(Adds details from Hong Kong in paragraphs 16-17)
By Lucy Hornby and Jargal Byambasuren
ULAN BATOR/BEIJING, Nov 5 (Reuters) - The World Health Organisation has shipped urgent supplies of the influenza drug Tamiflu to Mongolia, as the country’s hospital system struggles to cope with a late but widespread outbreak of the H1N1 strain of flu.
Other Asian countries have begun vaccination programmes to help prevent the spread of H1N1, a new disease, but Mongolia has yet to receive its allotment of vaccines donated by wealthier nations and the spike in cases has hospitals struggling to cope.
The WHO sent over 45,000 doses of Tamiflu to Mongolia, which has had a rapid rise in reported cases of H1N1 since the first were detected in mid-October.

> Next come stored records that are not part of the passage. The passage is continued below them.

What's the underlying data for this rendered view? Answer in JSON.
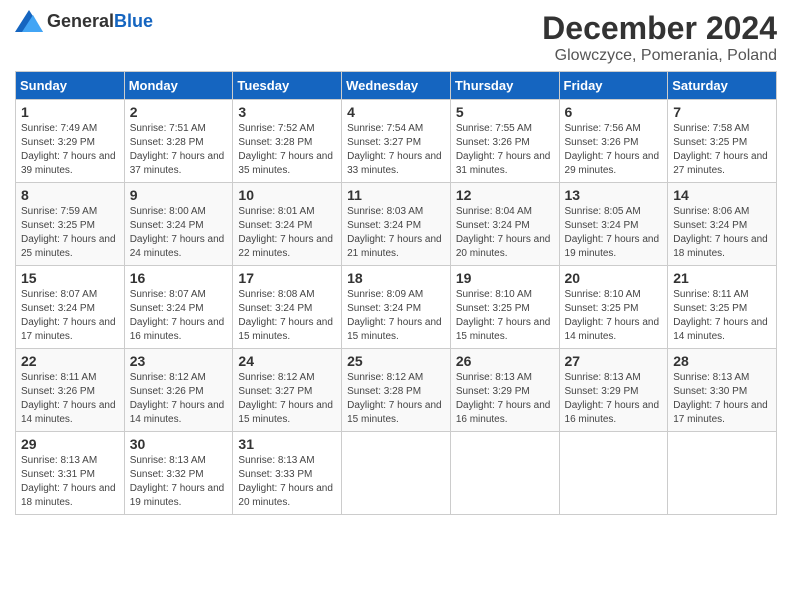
{
  "header": {
    "logo_general": "General",
    "logo_blue": "Blue",
    "month_title": "December 2024",
    "subtitle": "Glowczyce, Pomerania, Poland"
  },
  "days_of_week": [
    "Sunday",
    "Monday",
    "Tuesday",
    "Wednesday",
    "Thursday",
    "Friday",
    "Saturday"
  ],
  "weeks": [
    [
      {
        "day": "1",
        "sunrise": "7:49 AM",
        "sunset": "3:29 PM",
        "daylight": "7 hours and 39 minutes."
      },
      {
        "day": "2",
        "sunrise": "7:51 AM",
        "sunset": "3:28 PM",
        "daylight": "7 hours and 37 minutes."
      },
      {
        "day": "3",
        "sunrise": "7:52 AM",
        "sunset": "3:28 PM",
        "daylight": "7 hours and 35 minutes."
      },
      {
        "day": "4",
        "sunrise": "7:54 AM",
        "sunset": "3:27 PM",
        "daylight": "7 hours and 33 minutes."
      },
      {
        "day": "5",
        "sunrise": "7:55 AM",
        "sunset": "3:26 PM",
        "daylight": "7 hours and 31 minutes."
      },
      {
        "day": "6",
        "sunrise": "7:56 AM",
        "sunset": "3:26 PM",
        "daylight": "7 hours and 29 minutes."
      },
      {
        "day": "7",
        "sunrise": "7:58 AM",
        "sunset": "3:25 PM",
        "daylight": "7 hours and 27 minutes."
      }
    ],
    [
      {
        "day": "8",
        "sunrise": "7:59 AM",
        "sunset": "3:25 PM",
        "daylight": "7 hours and 25 minutes."
      },
      {
        "day": "9",
        "sunrise": "8:00 AM",
        "sunset": "3:24 PM",
        "daylight": "7 hours and 24 minutes."
      },
      {
        "day": "10",
        "sunrise": "8:01 AM",
        "sunset": "3:24 PM",
        "daylight": "7 hours and 22 minutes."
      },
      {
        "day": "11",
        "sunrise": "8:03 AM",
        "sunset": "3:24 PM",
        "daylight": "7 hours and 21 minutes."
      },
      {
        "day": "12",
        "sunrise": "8:04 AM",
        "sunset": "3:24 PM",
        "daylight": "7 hours and 20 minutes."
      },
      {
        "day": "13",
        "sunrise": "8:05 AM",
        "sunset": "3:24 PM",
        "daylight": "7 hours and 19 minutes."
      },
      {
        "day": "14",
        "sunrise": "8:06 AM",
        "sunset": "3:24 PM",
        "daylight": "7 hours and 18 minutes."
      }
    ],
    [
      {
        "day": "15",
        "sunrise": "8:07 AM",
        "sunset": "3:24 PM",
        "daylight": "7 hours and 17 minutes."
      },
      {
        "day": "16",
        "sunrise": "8:07 AM",
        "sunset": "3:24 PM",
        "daylight": "7 hours and 16 minutes."
      },
      {
        "day": "17",
        "sunrise": "8:08 AM",
        "sunset": "3:24 PM",
        "daylight": "7 hours and 15 minutes."
      },
      {
        "day": "18",
        "sunrise": "8:09 AM",
        "sunset": "3:24 PM",
        "daylight": "7 hours and 15 minutes."
      },
      {
        "day": "19",
        "sunrise": "8:10 AM",
        "sunset": "3:25 PM",
        "daylight": "7 hours and 15 minutes."
      },
      {
        "day": "20",
        "sunrise": "8:10 AM",
        "sunset": "3:25 PM",
        "daylight": "7 hours and 14 minutes."
      },
      {
        "day": "21",
        "sunrise": "8:11 AM",
        "sunset": "3:25 PM",
        "daylight": "7 hours and 14 minutes."
      }
    ],
    [
      {
        "day": "22",
        "sunrise": "8:11 AM",
        "sunset": "3:26 PM",
        "daylight": "7 hours and 14 minutes."
      },
      {
        "day": "23",
        "sunrise": "8:12 AM",
        "sunset": "3:26 PM",
        "daylight": "7 hours and 14 minutes."
      },
      {
        "day": "24",
        "sunrise": "8:12 AM",
        "sunset": "3:27 PM",
        "daylight": "7 hours and 15 minutes."
      },
      {
        "day": "25",
        "sunrise": "8:12 AM",
        "sunset": "3:28 PM",
        "daylight": "7 hours and 15 minutes."
      },
      {
        "day": "26",
        "sunrise": "8:13 AM",
        "sunset": "3:29 PM",
        "daylight": "7 hours and 16 minutes."
      },
      {
        "day": "27",
        "sunrise": "8:13 AM",
        "sunset": "3:29 PM",
        "daylight": "7 hours and 16 minutes."
      },
      {
        "day": "28",
        "sunrise": "8:13 AM",
        "sunset": "3:30 PM",
        "daylight": "7 hours and 17 minutes."
      }
    ],
    [
      {
        "day": "29",
        "sunrise": "8:13 AM",
        "sunset": "3:31 PM",
        "daylight": "7 hours and 18 minutes."
      },
      {
        "day": "30",
        "sunrise": "8:13 AM",
        "sunset": "3:32 PM",
        "daylight": "7 hours and 19 minutes."
      },
      {
        "day": "31",
        "sunrise": "8:13 AM",
        "sunset": "3:33 PM",
        "daylight": "7 hours and 20 minutes."
      },
      null,
      null,
      null,
      null
    ]
  ]
}
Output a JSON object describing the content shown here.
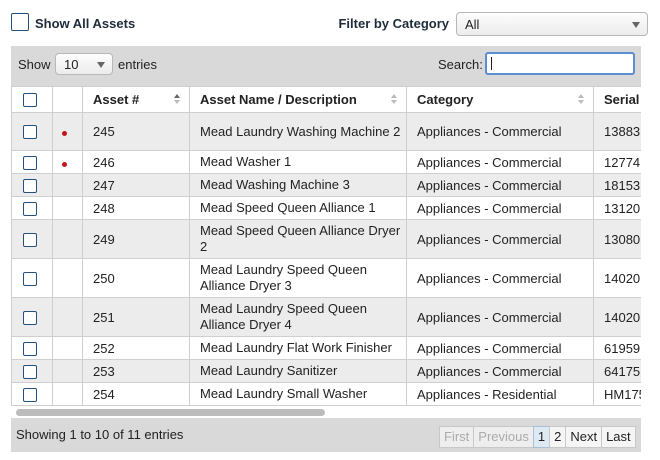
{
  "top": {
    "show_all_label": "Show All Assets",
    "filter_label": "Filter by Category",
    "filter_value": "All"
  },
  "controls": {
    "show_label": "Show",
    "length_value": "10",
    "entries_label": "entries",
    "search_label": "Search:",
    "search_value": ""
  },
  "table": {
    "columns": [
      "Asset #",
      "Asset Name / Description",
      "Category",
      "Serial #"
    ],
    "rows": [
      {
        "dot": true,
        "asset": "245",
        "name": "Mead Laundry Washing Machine 2",
        "category": "Appliances - Commercial",
        "serial": "13883"
      },
      {
        "dot": true,
        "asset": "246",
        "name": "Mead Washer 1",
        "category": "Appliances - Commercial",
        "serial": "12774"
      },
      {
        "dot": false,
        "asset": "247",
        "name": "Mead Washing Machine 3",
        "category": "Appliances - Commercial",
        "serial": "18153"
      },
      {
        "dot": false,
        "asset": "248",
        "name": "Mead Speed Queen Alliance 1",
        "category": "Appliances - Commercial",
        "serial": "13120"
      },
      {
        "dot": false,
        "asset": "249",
        "name": "Mead Speed Queen Alliance Dryer 2",
        "category": "Appliances - Commercial",
        "serial": "13080"
      },
      {
        "dot": false,
        "asset": "250",
        "name": "Mead Laundry Speed Queen Alliance Dryer 3",
        "category": "Appliances - Commercial",
        "serial": "14020"
      },
      {
        "dot": false,
        "asset": "251",
        "name": "Mead Laundry Speed Queen Alliance Dryer 4",
        "category": "Appliances - Commercial",
        "serial": "14020"
      },
      {
        "dot": false,
        "asset": "252",
        "name": "Mead Laundry Flat Work Finisher",
        "category": "Appliances - Commercial",
        "serial": "61959"
      },
      {
        "dot": false,
        "asset": "253",
        "name": "Mead Laundry Sanitizer",
        "category": "Appliances - Commercial",
        "serial": "64175"
      },
      {
        "dot": false,
        "asset": "254",
        "name": "Mead Laundry Small Washer",
        "category": "Appliances - Residential",
        "serial": "HM175"
      }
    ]
  },
  "footer": {
    "info": "Showing 1 to 10 of 11 entries",
    "pager": {
      "first": "First",
      "previous": "Previous",
      "page1": "1",
      "page2": "2",
      "next": "Next",
      "last": "Last"
    }
  },
  "colors": {
    "accent": "#24507a",
    "status_dot": "#c0161e",
    "panel": "#d9d9d9"
  }
}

The onset is tied to the start of winter, as Mongolians seal up their homes to keep out the cold.
Vaccine production has been slower than originally expected in the United States, delaying shipments to poorer countries [ID:nN27270273].
“Already Mongolia’s health system is quite strained, in terms of hospital capacity. The ministry is feeling the strain in terms of equipment, supplies and staff,” said Dr Salik Govind, the officer in charge at the World Health Organisation in Mongolia.
“It’s a difficult challenge because people live in rural areas and health capacity at smaller hospitals is not as good as in larger ones.”
Mongolia has confirmed 859 cases of H1N1 and six deaths, with cases reported in its far-flung aimags, or provinces, as well as the capital Ulan Bator.
It is allocating Tamiflu to high-risk patients, to allievate symptoms and reduce their likelihood of transmitting the disease. Mongolia previously had stockpiles of about 11,000 doses, half provided by the WHO in May.
The Mongolian government is now trying to buy additional vaccine doses, to supplement the 100,000 doses the WHO hopes to provide by the end of the year, Govind said.
Doctors in Ulan Bator said they had recommended anxious patients eat more horsemeat, to keep the winter flu at bay. Horsemeat prices have risen in the capital, where the government has also cancelled school and sports gatherings and shut cinemas for two weeks to slow the disease’s spread [ID:nPEK164665].
While Mongolia struggles, H1N1 has brought success to Sinovac Biotech (SVA.A), one of the designated vaccine producers in neighbouring China.
Sinovac plans to transfer its American Exchange-listed shares to the Nasdaq exchange, the China Daily said on Thursday.
Sinovac’s shares rose by 7.6 times in the first eight months of this year, shortly before it announced that China had approved its vaccine production. They closed on Wednesday at $7.90 a share, up four and a half times from the beginning of 2009.
China’s National Development and Reform Commission, the country’s top planning body, warned on Thursday against charging fees for the H1N1 vaccine, which China is distributing for free.
It also warned schools against forcing children to receive other influenza vaccines for a fee, while dispensing the free H1N1 shots.
Meanwhile, in Hong Kong, authorities said two million people would receive H1N1 flu vaccinations from next month given the winter flu risk. Three million vaccination shots have been ordered from Sanofi-Aventis at a cost of around $30 million with high risk groups to be targeted in the voluntary scheme.
Hong Kong also said the human swine flu virus had been detected in pigs for the first time, though no reassortment of the virus had been found, with little extra risk seen to humans.
Additional reporting by James Pomfret in Hong Kong; Editing by Sugita Katyal